» The task: Find all lines with the word "icon" in the material, then copy them.

» Records to use:
^^^^^^^^

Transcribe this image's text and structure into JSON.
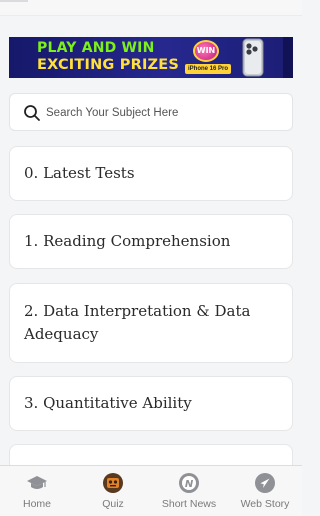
{
  "banner": {
    "line1": "PLAY AND WIN",
    "line2": "EXCITING PRIZES",
    "badge": "WIN",
    "phone_tag": "iPhone 16 Pro"
  },
  "search": {
    "placeholder": "Search Your Subject Here",
    "icon": "search-icon"
  },
  "subjects": [
    {
      "label": "0. Latest Tests"
    },
    {
      "label": "1. Reading Comprehension"
    },
    {
      "label": "2. Data Interpretation & Data Adequacy"
    },
    {
      "label": "3. Quantitative Ability"
    }
  ],
  "bottom_nav": {
    "items": [
      {
        "label": "Home",
        "icon": "graduation-cap-icon"
      },
      {
        "label": "Quiz",
        "icon": "quiz-icon"
      },
      {
        "label": "Short News",
        "icon": "news-icon"
      },
      {
        "label": "Web Story",
        "icon": "web-story-icon"
      }
    ]
  },
  "colors": {
    "banner_bg": "#1e2080",
    "banner_green": "#7df01a",
    "banner_yellow": "#ffe13a",
    "card_bg": "#ffffff",
    "page_bg": "#f4f5f6",
    "nav_label": "#7a7a7a"
  }
}
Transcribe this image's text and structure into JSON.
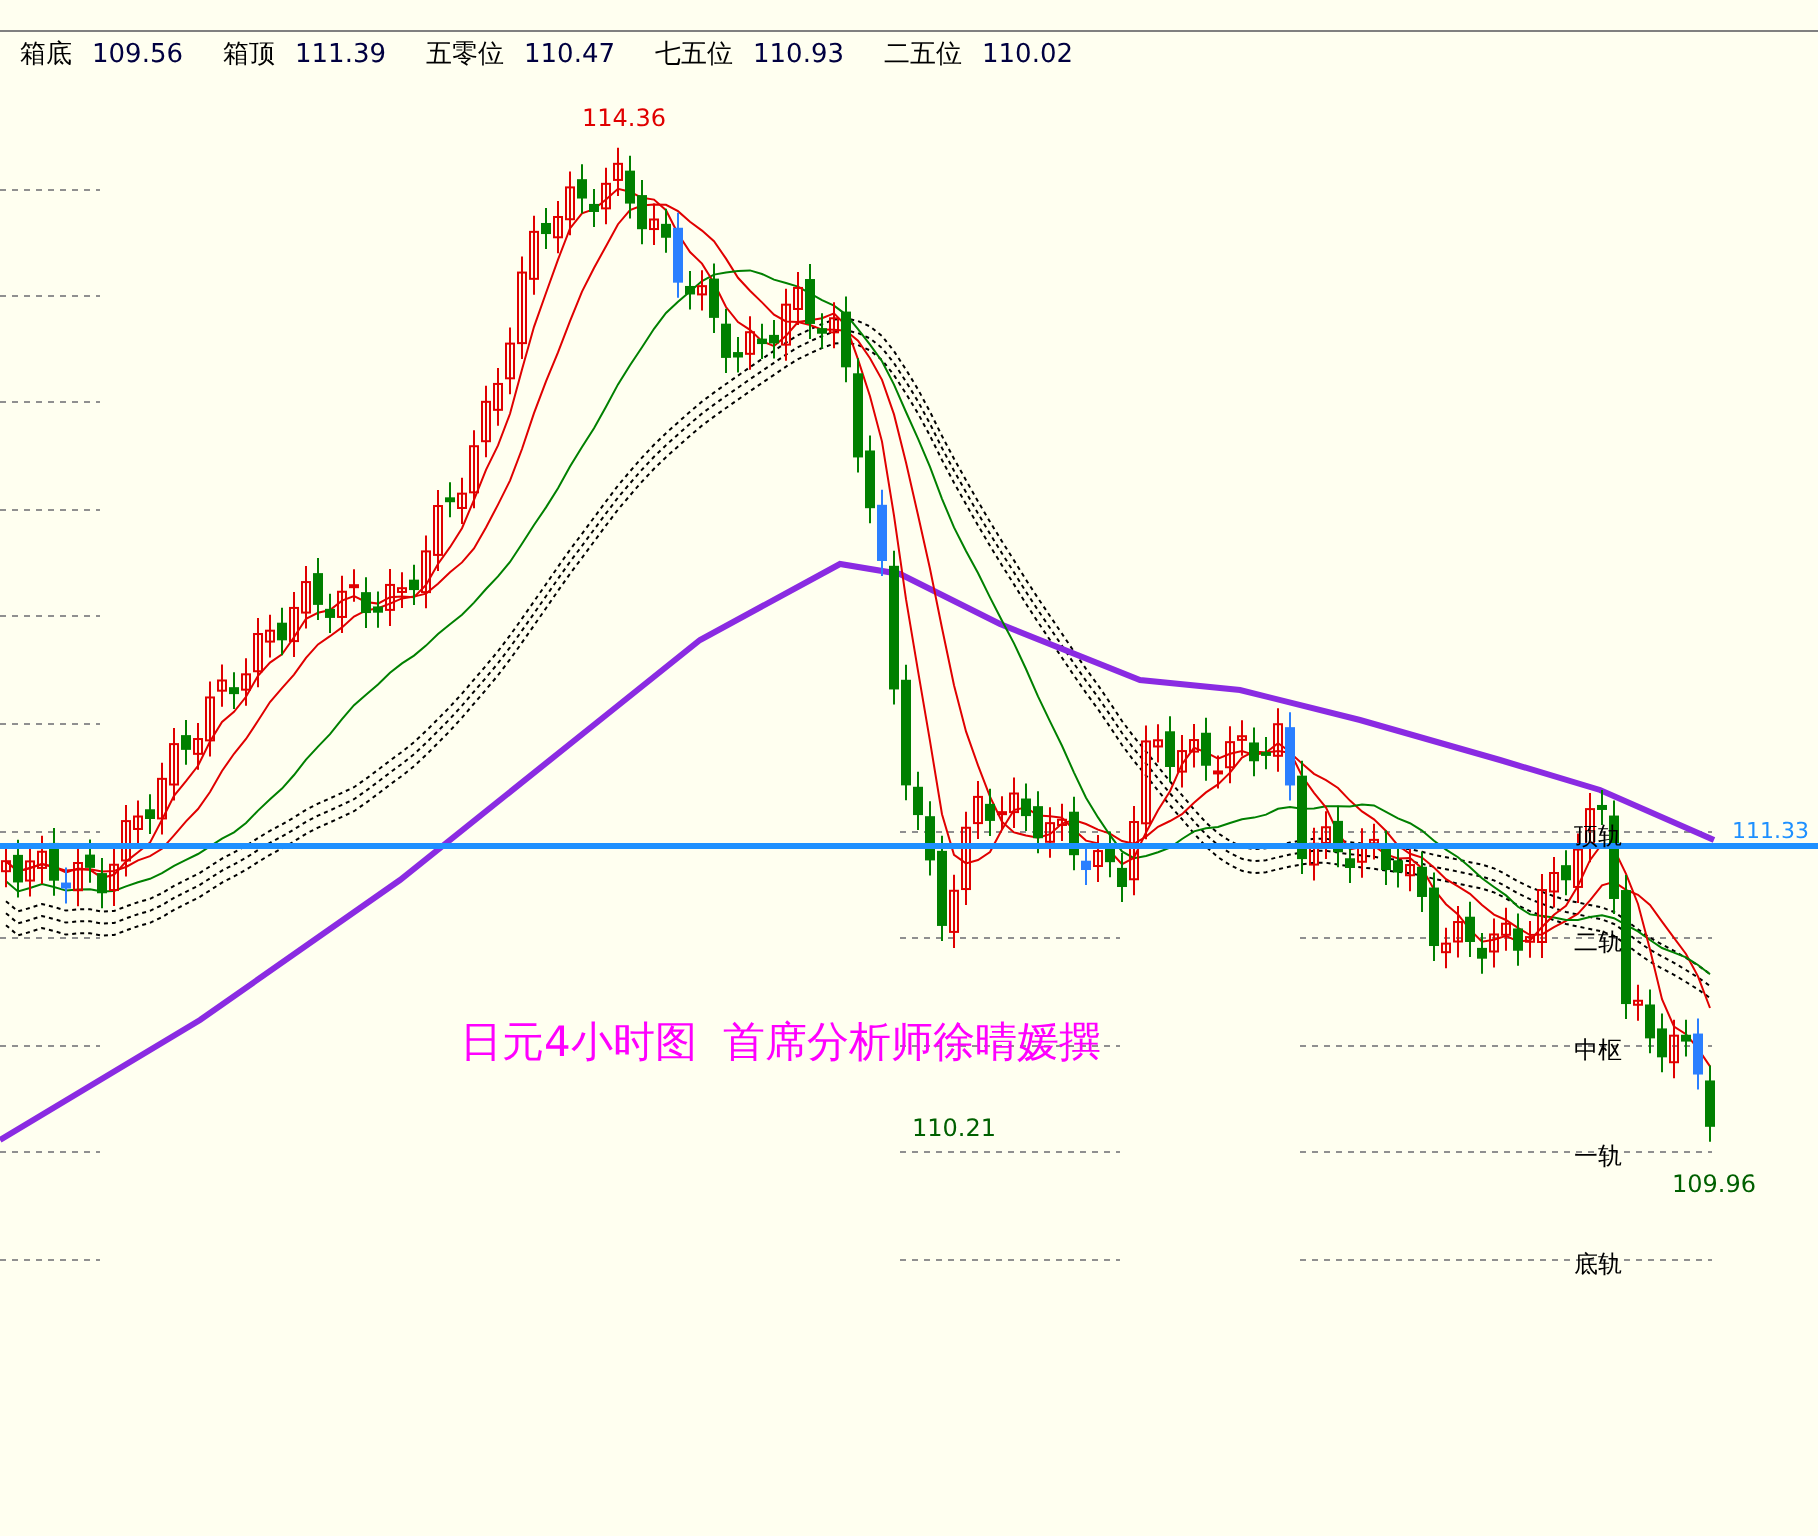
{
  "stats": [
    {
      "label": "箱底",
      "value": "109.56"
    },
    {
      "label": "箱顶",
      "value": "111.39"
    },
    {
      "label": "五零位",
      "value": "110.47"
    },
    {
      "label": "七五位",
      "value": "110.93"
    },
    {
      "label": "二五位",
      "value": "110.02"
    }
  ],
  "chart": {
    "title": "日元4小时图  首席分析师徐晴媛撰",
    "high_label": "114.36",
    "low_label": "110.21",
    "last_label": "109.96",
    "price_line_label": "111.33",
    "levels": [
      "顶轨",
      "二轨",
      "中枢",
      "一轨",
      "底轨"
    ]
  }
}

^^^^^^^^

» Answer section:
    "icon": "search-icon"
        "icon": "graduation-cap-icon"
        "icon": "quiz-icon"
        "icon": "news-icon"
        "icon": "web-story-icon"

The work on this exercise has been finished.